"And, that's not only for an active shooter. That's for a bomb threat or fire -- any kind of critical incident," the major said. "It's important for everyone on base to react accordingly, not just the first responders."
He said Soldiers should share information with their Families, too. If someone is at the post exchange, the bank or the Soldier Service Center, they need to know what to do in case of an emergency.
In an emergency situation, like with an active shooter, evacuating the building is the first recommended response. Get to a safe place. If that isn't possible, hiding in a locked room such as an office is the second option. Massey recommends putting a heavy object in front of the door to keep the door closed. Finally, as a last resort, confront the shooter.
"When possible," Massey said, "make your phone calls to the police. Let them know as much information as you possibly can. The number of shooters, the type of weapons, physical description, your current location and things like that."
Then, be prepared for what to expect when police arrive. Responding officers will be armed and may shout directions or push people to the ground for safety. Remember to remain calm, follow instructions and keep your hands visible, he said.
McDougald adds, "Unfortunately, we live in a world where bad things happen … everyone must prepare, to some extent, for when something terrible occurs. It is imperative that everyone take the time to learn some basic survival skills that may help protect them, their Soldiers, employees and Family members if a serious incident does happen."

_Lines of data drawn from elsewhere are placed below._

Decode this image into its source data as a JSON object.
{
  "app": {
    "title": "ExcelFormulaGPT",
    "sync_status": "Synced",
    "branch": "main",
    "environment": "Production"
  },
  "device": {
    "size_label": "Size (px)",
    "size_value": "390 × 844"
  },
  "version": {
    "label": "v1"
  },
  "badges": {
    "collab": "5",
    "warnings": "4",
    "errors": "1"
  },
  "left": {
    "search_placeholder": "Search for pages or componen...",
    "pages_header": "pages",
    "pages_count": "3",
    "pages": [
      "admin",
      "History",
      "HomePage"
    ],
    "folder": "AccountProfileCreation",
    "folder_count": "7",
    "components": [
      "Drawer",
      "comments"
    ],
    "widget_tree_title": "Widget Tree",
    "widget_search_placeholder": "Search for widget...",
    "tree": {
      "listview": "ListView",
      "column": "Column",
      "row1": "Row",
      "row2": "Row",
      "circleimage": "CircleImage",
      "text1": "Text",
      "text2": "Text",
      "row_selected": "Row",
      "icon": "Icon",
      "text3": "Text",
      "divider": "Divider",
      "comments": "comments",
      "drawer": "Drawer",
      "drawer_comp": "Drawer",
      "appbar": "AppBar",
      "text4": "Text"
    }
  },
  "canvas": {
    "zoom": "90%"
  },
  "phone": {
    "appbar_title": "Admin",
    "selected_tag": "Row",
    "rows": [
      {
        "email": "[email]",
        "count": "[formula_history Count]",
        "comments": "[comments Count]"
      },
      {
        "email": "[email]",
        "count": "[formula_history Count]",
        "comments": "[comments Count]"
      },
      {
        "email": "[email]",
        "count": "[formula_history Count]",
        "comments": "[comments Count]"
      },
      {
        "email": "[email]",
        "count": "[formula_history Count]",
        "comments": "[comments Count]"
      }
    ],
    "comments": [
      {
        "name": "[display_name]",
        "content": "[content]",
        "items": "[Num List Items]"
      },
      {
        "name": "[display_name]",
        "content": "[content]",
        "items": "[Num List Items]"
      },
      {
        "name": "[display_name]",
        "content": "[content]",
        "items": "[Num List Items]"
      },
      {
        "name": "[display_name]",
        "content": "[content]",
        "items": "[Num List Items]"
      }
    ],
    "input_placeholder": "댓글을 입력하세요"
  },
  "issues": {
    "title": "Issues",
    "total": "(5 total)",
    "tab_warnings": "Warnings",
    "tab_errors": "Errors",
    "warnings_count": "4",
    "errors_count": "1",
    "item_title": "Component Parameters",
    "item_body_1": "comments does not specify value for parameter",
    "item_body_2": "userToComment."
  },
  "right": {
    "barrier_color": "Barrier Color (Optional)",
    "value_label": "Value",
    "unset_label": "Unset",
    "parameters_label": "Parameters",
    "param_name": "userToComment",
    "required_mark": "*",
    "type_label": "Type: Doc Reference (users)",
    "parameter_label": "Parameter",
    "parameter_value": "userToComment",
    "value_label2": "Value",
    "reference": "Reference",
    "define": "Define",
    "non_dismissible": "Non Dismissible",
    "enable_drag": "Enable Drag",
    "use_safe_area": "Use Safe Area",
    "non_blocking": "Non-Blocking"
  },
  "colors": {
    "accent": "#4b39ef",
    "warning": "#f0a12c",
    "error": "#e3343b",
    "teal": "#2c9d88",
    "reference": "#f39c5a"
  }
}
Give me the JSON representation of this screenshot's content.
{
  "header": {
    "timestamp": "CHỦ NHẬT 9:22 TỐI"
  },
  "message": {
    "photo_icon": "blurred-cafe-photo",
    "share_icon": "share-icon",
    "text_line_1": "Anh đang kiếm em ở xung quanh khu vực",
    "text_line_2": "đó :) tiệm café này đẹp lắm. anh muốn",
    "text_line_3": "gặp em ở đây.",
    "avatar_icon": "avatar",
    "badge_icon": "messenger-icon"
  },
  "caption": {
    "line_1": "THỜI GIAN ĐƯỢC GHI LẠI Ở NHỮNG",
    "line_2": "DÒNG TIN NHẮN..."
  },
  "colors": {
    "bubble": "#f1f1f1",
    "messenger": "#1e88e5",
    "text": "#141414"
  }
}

Before the exercise, Lt. Col. Dale Bedsole, an operations officer in the force protection branch of the Directorate of Plans, Training, Mobilization and Security, explained the scenario officers would face. The exercise would start with a husband and wife entering the Rucker-Picerne Partners building.
"They'll be loud and obnoxious and demand to see the director, who's not here, and eventually the wife is going to shoot the receptionist. And then they'll go throughout the building," he said.
Some of the employees made calls to military police as they evacuated. Others hid in their offices. The police and MPs were evaluated on their efforts to find the shooters and stop the shooting. Bedsole said some of the things being evaluated included how the responders entered the building, if they secured the perimeter and if they interviewed the employees.
"If things work the way we did the scenario, the police will end up shooting the husband. The wife will dump the weapon and evacuate the building with the rest of the employees. So, that's kind of a test … No known assailant should escape," he said.
Just as planned, the exercise ended with one assailant laying on the lobby floor and the other in handcuffs.
Massey said one advantage to doing a scheduled exercise like this is the feedback from off-post organizations. Evaluators from several different agencies, including Elmore County Sheriff's Department, the Montgomery Police Department, the Dothan Police Department, the Coffee County Emergency Management Agency and the Dothan FBI office, observed the exercise.
McDougald agrees. "This training opportunity with evaluators from external police agencies from our neighboring cities and counties in the Wiregrass area, plus the FBI, provided for us a unique perspective and fresh sets of eyes by some real experts who may train to different standards than us but who all share a common theme of protecting and serving the community they support."
Later in the afternoon, the group of evaluators met to identify strengths and weakness of the response in an after action review. Some evaluators had been assigned to watch specific areas of the response, so each of them were "able to discuss what they saw, what they didn't see, and what they should have seen," Massey said.
"There's always room for improvement," the major said. "Command of a critical incident can be complicated. To be proficient, you've got to practice."
Massey said quite a bit of planning went into this exercise. Last February, a similar post-wide exercise was conducted. Last week's active shooter exercise was scripted to test the weaknesses discovered in the previous exercise.
"It appears all the deficiencies that were identified (last February) have been addressed," Massey said. "That's a positive for the community and the installation as a whole."